▶ [TASK INPUTS]:
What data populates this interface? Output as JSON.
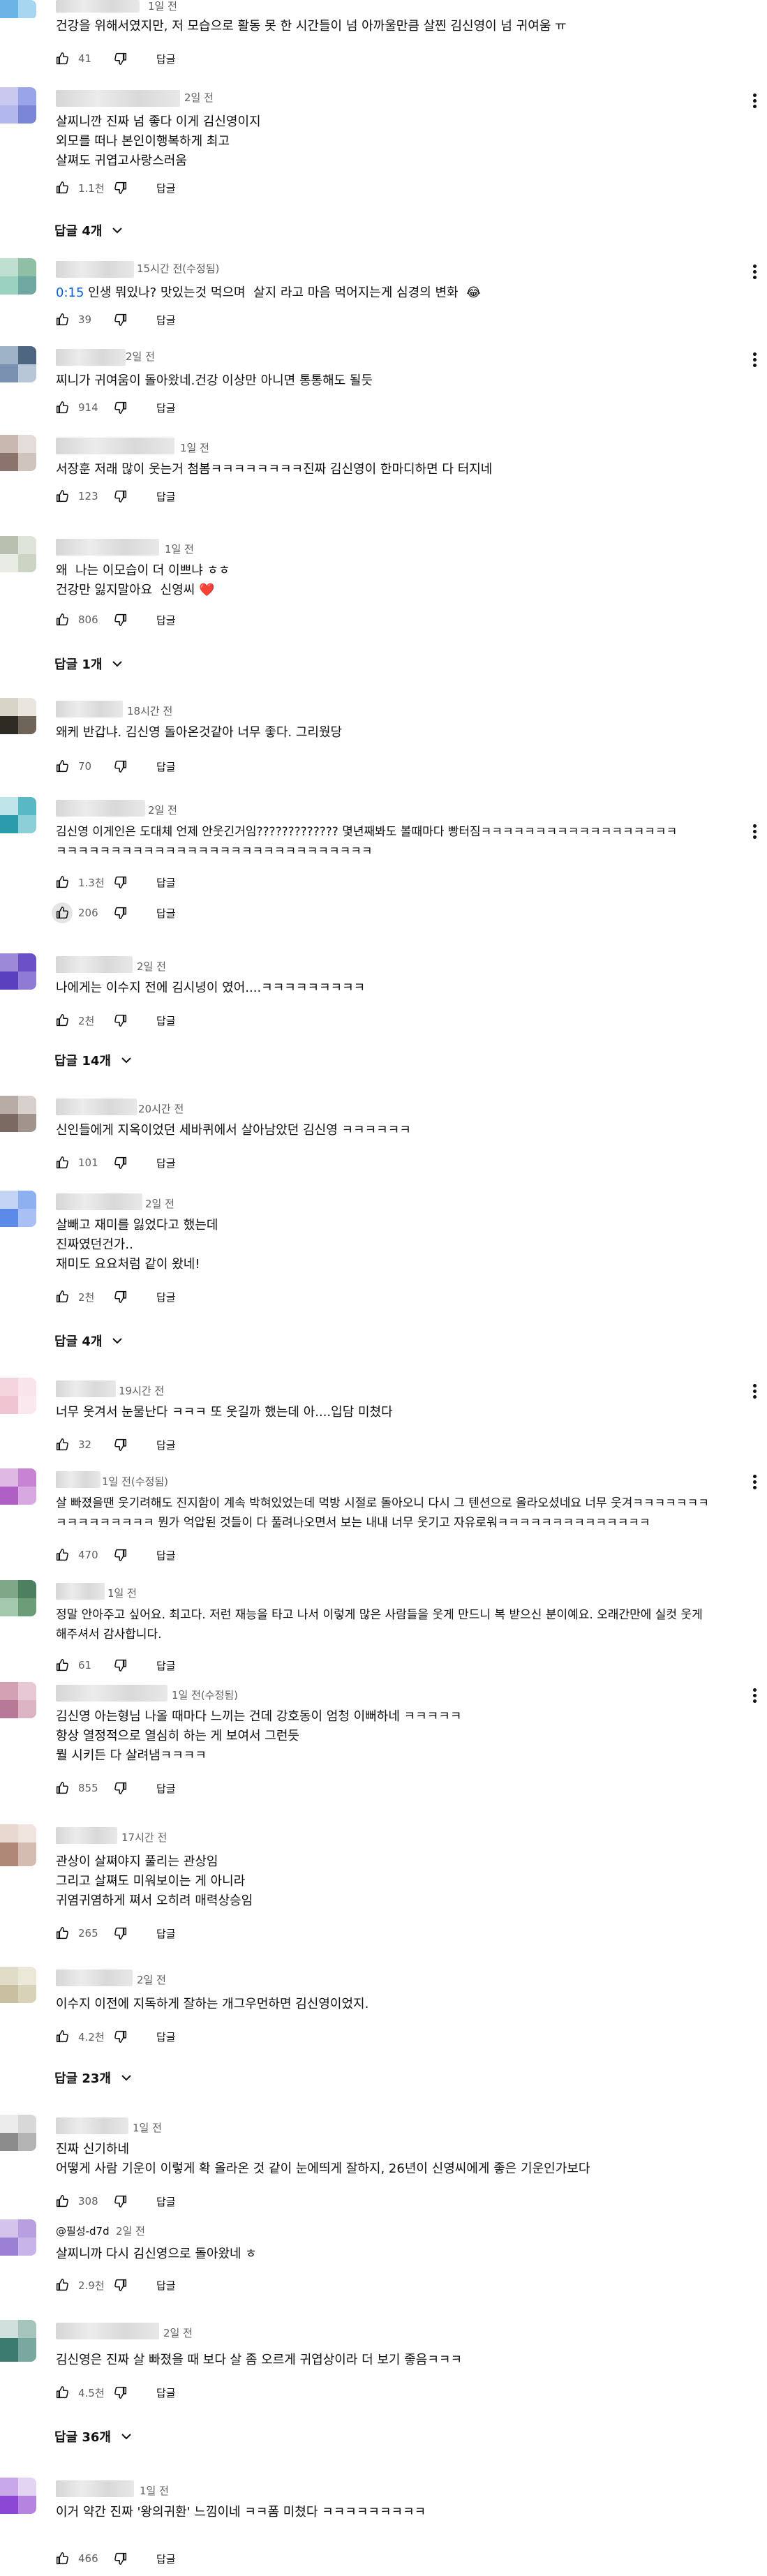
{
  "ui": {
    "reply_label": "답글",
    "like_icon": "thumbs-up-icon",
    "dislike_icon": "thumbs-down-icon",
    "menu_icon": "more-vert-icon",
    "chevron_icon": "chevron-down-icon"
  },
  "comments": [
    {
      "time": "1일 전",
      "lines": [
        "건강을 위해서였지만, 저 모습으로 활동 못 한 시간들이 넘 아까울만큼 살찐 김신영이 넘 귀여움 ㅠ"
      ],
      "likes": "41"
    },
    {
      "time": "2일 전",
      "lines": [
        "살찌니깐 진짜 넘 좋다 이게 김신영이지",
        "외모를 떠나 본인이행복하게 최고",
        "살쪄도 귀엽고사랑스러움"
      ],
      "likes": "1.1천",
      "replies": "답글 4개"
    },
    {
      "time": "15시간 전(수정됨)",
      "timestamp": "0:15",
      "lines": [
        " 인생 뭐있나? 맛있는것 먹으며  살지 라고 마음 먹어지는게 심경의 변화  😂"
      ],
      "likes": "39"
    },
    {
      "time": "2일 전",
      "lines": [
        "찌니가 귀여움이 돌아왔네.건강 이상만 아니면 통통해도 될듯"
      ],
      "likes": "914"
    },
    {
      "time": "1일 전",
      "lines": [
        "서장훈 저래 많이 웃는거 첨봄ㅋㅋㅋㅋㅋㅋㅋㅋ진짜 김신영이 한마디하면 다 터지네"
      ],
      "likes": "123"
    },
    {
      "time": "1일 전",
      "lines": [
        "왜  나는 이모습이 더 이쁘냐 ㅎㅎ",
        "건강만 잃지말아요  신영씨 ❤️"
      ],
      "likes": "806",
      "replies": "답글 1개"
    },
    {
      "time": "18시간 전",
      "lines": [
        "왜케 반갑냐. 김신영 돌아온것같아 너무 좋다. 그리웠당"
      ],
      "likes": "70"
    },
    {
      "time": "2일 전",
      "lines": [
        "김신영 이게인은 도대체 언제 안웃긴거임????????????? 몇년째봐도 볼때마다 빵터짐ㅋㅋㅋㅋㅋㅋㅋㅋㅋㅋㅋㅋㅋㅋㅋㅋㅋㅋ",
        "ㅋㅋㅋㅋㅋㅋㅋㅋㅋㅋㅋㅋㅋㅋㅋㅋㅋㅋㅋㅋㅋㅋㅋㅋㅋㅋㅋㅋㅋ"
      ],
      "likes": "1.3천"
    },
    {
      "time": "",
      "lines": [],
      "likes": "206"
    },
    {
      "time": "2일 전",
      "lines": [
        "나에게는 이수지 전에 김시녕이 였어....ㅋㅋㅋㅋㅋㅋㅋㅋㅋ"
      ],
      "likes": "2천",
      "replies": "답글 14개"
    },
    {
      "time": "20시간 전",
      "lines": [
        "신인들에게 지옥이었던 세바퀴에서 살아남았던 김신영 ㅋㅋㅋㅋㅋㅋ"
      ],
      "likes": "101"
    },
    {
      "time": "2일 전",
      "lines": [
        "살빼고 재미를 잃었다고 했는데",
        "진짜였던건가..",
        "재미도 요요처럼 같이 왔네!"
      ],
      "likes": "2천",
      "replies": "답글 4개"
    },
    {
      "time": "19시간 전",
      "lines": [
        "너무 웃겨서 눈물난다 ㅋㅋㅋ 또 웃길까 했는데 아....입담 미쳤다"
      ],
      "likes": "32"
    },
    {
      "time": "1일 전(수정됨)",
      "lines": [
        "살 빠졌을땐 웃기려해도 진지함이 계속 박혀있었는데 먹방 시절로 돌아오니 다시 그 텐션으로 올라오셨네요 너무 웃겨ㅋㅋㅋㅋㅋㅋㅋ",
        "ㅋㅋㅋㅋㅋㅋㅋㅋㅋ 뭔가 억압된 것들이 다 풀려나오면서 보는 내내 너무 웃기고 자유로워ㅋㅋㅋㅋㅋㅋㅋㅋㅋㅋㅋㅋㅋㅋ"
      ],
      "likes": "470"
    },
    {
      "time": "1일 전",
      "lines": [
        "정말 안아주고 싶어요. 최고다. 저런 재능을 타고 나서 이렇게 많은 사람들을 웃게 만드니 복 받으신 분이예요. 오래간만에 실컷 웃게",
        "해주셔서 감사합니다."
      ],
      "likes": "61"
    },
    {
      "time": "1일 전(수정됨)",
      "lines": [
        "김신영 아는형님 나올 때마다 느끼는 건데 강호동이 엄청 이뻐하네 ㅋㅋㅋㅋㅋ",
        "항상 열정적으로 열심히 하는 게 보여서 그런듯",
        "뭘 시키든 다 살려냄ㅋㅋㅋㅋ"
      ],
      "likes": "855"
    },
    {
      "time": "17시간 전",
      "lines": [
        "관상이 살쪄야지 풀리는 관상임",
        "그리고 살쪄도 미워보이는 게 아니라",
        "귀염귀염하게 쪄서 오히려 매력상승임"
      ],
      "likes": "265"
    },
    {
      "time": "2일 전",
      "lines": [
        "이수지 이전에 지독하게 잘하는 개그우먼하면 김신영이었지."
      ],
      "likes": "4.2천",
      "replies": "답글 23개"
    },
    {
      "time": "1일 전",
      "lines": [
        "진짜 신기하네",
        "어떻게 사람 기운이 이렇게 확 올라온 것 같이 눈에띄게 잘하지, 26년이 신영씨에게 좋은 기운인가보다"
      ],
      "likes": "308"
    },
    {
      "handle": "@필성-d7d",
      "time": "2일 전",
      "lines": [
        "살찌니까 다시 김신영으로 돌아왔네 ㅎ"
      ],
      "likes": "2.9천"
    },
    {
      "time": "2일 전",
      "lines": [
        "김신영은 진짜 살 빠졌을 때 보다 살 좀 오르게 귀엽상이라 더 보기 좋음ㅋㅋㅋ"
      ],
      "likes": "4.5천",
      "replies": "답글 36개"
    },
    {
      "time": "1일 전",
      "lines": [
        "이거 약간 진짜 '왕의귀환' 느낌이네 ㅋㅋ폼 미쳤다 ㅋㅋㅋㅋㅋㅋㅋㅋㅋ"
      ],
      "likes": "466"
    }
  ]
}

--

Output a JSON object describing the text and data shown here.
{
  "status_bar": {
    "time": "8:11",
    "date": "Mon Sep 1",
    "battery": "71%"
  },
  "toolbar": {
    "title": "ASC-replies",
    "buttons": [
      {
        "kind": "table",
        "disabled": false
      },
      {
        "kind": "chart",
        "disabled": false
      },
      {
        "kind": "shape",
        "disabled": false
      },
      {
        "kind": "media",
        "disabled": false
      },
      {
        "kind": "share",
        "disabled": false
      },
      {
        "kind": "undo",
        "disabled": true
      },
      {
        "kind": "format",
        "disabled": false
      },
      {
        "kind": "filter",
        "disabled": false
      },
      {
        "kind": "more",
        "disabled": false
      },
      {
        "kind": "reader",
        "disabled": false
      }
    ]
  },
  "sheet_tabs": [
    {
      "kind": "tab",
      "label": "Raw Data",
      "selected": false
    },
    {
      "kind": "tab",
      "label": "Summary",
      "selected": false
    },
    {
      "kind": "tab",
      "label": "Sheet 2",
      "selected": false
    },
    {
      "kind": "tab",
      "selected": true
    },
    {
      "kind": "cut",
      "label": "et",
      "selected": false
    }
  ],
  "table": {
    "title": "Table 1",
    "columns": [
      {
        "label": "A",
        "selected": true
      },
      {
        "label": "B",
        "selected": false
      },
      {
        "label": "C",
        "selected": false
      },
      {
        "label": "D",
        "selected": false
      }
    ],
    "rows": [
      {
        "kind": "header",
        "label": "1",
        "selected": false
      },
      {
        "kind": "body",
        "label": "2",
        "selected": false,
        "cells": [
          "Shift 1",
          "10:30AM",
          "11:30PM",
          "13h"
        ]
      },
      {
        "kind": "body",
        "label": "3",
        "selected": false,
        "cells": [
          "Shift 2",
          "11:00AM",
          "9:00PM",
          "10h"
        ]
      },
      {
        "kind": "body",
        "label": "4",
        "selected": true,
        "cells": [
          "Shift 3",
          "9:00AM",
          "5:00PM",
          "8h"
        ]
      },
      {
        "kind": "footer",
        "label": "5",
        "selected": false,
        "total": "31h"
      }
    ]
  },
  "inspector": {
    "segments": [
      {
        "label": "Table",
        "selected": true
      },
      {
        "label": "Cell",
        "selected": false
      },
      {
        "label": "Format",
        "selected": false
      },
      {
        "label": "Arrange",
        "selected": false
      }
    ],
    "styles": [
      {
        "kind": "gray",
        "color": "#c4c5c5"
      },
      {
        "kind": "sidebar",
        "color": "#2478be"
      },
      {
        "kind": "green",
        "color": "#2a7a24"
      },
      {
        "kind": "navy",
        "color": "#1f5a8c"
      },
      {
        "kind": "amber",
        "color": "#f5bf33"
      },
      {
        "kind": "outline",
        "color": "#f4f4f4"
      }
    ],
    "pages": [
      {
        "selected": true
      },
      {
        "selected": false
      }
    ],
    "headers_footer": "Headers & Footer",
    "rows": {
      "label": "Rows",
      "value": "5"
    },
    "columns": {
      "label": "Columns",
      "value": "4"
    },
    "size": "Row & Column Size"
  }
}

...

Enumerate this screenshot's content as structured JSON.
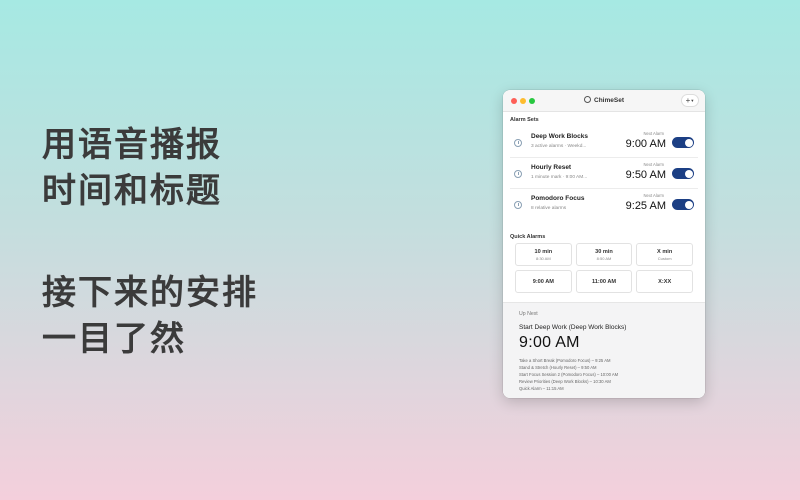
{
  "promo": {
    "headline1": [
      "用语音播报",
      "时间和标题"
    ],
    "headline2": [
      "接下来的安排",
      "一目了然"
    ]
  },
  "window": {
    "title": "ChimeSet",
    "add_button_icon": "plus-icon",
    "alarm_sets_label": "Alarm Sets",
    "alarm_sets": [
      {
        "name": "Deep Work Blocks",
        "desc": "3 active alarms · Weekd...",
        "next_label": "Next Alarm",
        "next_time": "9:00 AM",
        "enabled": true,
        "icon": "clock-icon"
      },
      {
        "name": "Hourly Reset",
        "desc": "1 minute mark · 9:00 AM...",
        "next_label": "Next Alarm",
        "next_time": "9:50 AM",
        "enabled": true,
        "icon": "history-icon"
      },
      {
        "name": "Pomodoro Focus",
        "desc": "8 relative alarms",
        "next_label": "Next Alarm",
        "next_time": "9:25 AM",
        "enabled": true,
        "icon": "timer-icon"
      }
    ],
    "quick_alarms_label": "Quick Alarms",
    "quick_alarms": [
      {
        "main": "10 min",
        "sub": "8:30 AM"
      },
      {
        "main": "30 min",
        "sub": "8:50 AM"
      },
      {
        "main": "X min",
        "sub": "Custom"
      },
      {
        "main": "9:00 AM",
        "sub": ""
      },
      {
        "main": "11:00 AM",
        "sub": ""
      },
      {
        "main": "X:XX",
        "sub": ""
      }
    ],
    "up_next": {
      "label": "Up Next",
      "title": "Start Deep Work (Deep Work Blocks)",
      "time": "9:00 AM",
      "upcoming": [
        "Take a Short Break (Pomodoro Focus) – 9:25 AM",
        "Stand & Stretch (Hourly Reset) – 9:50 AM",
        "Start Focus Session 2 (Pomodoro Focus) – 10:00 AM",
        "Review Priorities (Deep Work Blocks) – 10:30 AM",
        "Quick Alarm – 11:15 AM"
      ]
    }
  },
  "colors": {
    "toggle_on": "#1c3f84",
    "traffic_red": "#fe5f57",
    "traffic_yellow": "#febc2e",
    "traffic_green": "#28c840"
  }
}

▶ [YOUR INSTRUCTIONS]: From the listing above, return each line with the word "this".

▶ [EXERCISE RESPONSE]:
What data populates this interface? Output as JSON.
Enumerate this screenshot's content as structured JSON.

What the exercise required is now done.